With its slow motion, close-quarters capture of those viscerally violent fights, Notorious makes Raging Bull look like The Champ.
From there, we go back a few years to find the future UFC firebrand living at home with his parents. He has quit his job, he's on the dole, the final demand letters are mounting up, he is smashed broke but he has a dream. Archive footage and not a Rocky style montage chart his rapid rise and within a few years of taking on cage fighters on the European circuit, the UFC comes calling and the wins begin to rack up for McGregor - he can smell the big time.
Notorious is mostly concerned with the build-ups, brutality, and aftermaths of McGregor’s fights with Jose Aldo and his grudge rematch with Diaz. However, Fitzgerald’s camera gets everywhere - from chill-out time in the McMansion, visits back to Dublin, very brutal ringside close-ups and the dressing room postmortems with his manager and training team. Throughout, McGregor retains his manic laugh, his sense of humour, and his cool even when he’s battered and bloodied and injury worries threaten to shatter his dream.

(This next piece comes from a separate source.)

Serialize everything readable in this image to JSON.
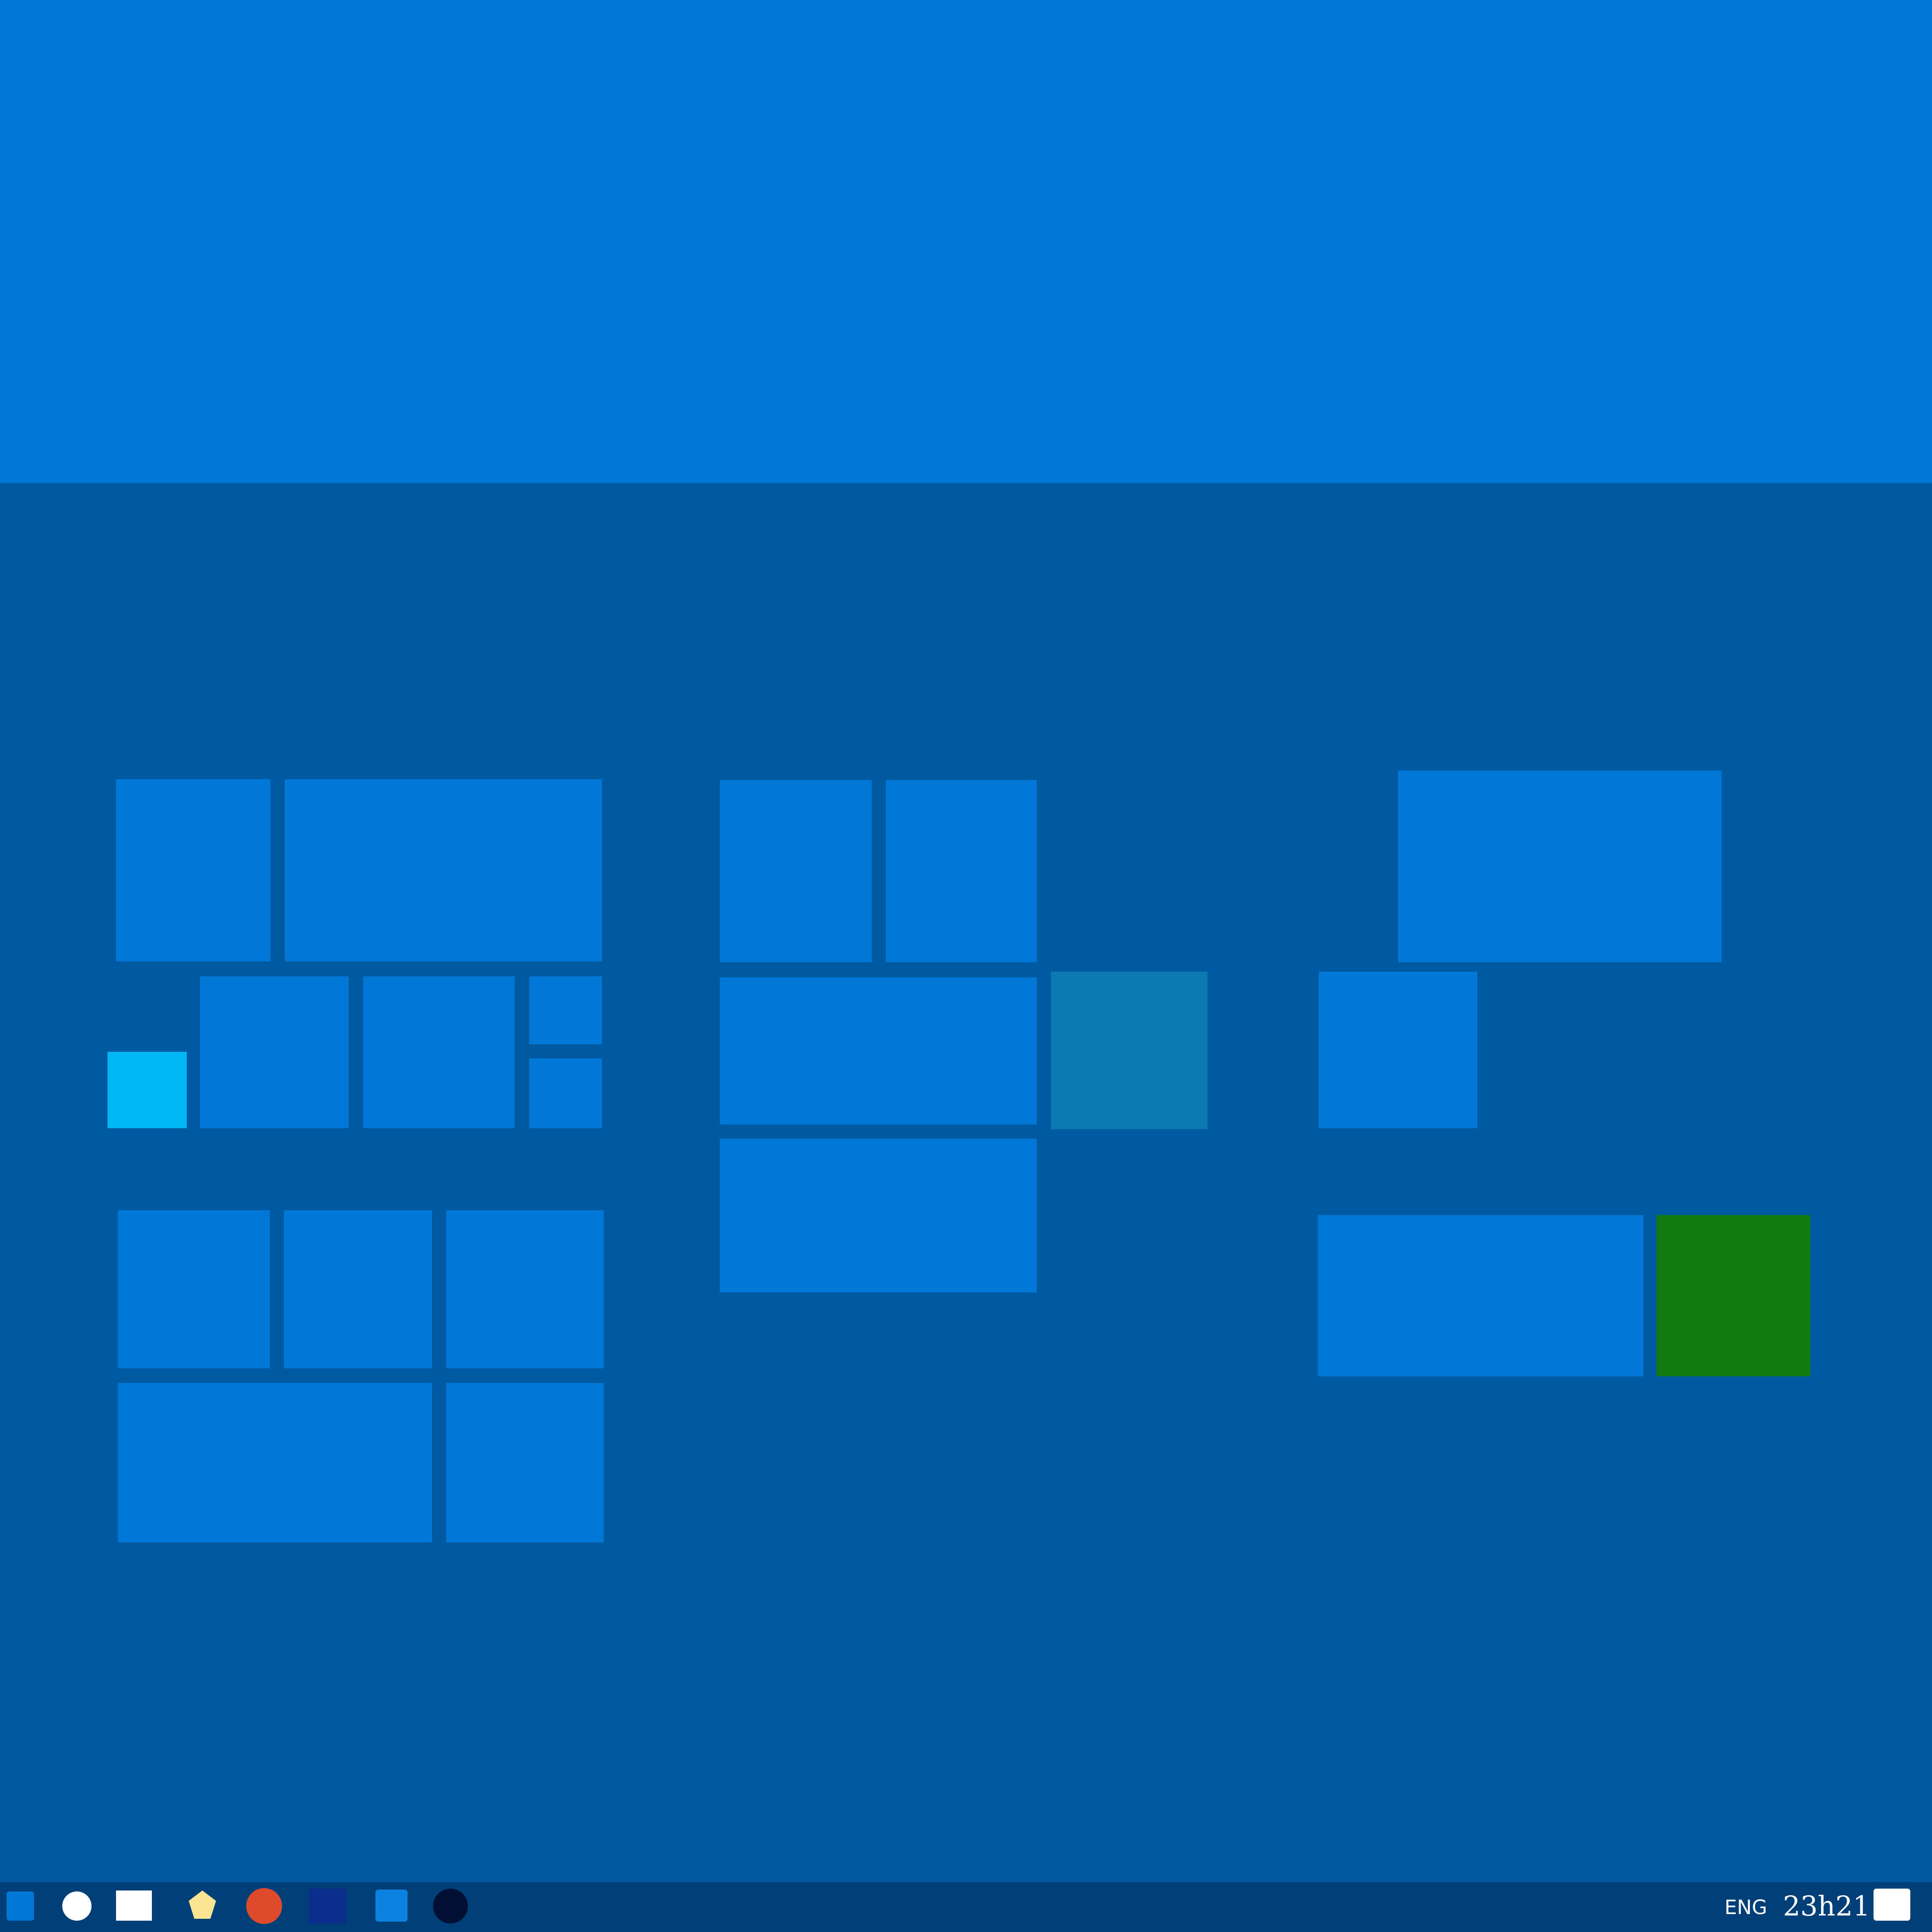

Dee Devlin, his long term partner, is present in nearly every scene, either crying with pain or pleasure and she is a lifeline to McGregor in defeat and victory; the ultimate ice pack for his emotions. His parents, Tony and Margaret, and his sister also feature and a visit to the McMansion by none other than Arnold Schwarzenegger is a hoot. For some reason, in one scene there is a massive sword lying beside the sink in the luxury loo of McGregor's Las Vegas lodgings. No, a real sword.
Notorious is mostly concerned with the build-ups, brutality, and aftermaths of McGregor’s fights with Jose Aldo and his grudge rematch with Diaz
In the ring, McGregor ain’t no Gentleman Jim and he trash talks like a gangsta Ali. However, once out of the bear pit, he is one funny swine. He greets his countless well wishers on the streets of Dublin with genuine humility and he clearly sees himself as an example of how to drag oneself from humble beginnings to huge success.
Notorious ends with McGregor hobbling about on crutches but still laughing manically. Last summer's defeat - after a hugely impressive ten rounds - at the hands of Floyd Mayweather is only covered during a cutaway montage during the end credits. Make no mistake, when the final bell rings in Notorious, McGregor is still the champ.
This mean, green fighting machine with the gift of the gab (and deeply unsavoury tweets) remains a divisive figure and the MMA/UFC circus still appals or excites in equal measure. However, this entertaining ringside view of one man’s battle to make it to the very top goes a long way to detoxify the brand and reveal McGregor as a born survivor and fighter.
Alan Corr @corralan